### ASSIGNED TASK
Below are records; how many of their lines hold the string "JSON"? Reply with nothing but the number.

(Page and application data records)

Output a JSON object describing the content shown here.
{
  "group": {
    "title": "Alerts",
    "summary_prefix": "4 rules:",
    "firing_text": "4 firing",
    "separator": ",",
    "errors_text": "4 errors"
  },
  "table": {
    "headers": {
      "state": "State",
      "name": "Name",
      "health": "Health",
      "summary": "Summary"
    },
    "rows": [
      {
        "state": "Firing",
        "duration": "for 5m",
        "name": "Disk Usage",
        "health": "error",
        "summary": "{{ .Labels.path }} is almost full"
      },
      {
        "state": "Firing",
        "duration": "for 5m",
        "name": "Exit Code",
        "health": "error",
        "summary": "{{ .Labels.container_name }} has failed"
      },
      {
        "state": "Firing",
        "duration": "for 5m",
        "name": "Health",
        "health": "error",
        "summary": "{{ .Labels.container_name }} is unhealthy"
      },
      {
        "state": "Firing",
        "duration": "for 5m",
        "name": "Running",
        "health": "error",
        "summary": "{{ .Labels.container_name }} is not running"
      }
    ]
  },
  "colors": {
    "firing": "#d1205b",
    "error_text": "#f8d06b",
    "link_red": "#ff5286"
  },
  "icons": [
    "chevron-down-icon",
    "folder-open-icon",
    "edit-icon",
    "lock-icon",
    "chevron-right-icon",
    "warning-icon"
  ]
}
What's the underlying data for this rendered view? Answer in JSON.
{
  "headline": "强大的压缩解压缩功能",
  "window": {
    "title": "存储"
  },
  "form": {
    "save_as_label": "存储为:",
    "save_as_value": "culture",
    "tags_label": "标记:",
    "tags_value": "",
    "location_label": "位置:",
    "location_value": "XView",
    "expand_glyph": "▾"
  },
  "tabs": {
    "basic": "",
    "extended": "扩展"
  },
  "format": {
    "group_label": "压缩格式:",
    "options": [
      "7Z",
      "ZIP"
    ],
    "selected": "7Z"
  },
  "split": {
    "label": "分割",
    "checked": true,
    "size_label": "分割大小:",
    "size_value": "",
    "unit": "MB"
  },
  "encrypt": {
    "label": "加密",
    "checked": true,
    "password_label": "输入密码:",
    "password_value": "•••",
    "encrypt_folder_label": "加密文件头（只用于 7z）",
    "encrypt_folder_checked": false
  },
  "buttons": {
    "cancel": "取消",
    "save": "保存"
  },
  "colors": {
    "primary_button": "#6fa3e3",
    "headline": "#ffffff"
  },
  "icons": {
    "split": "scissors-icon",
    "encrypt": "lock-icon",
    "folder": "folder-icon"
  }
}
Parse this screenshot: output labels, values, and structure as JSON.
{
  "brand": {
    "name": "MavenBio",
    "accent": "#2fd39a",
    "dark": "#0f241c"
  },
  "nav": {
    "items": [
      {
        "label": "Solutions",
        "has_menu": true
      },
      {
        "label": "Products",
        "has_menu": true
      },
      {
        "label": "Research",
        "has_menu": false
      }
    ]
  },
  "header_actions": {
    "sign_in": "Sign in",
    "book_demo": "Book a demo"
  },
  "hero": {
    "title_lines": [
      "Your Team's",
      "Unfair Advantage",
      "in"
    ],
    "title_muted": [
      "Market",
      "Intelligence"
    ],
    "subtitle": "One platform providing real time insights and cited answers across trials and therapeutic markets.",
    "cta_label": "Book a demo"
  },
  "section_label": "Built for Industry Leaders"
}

### RESPONSE AREA
3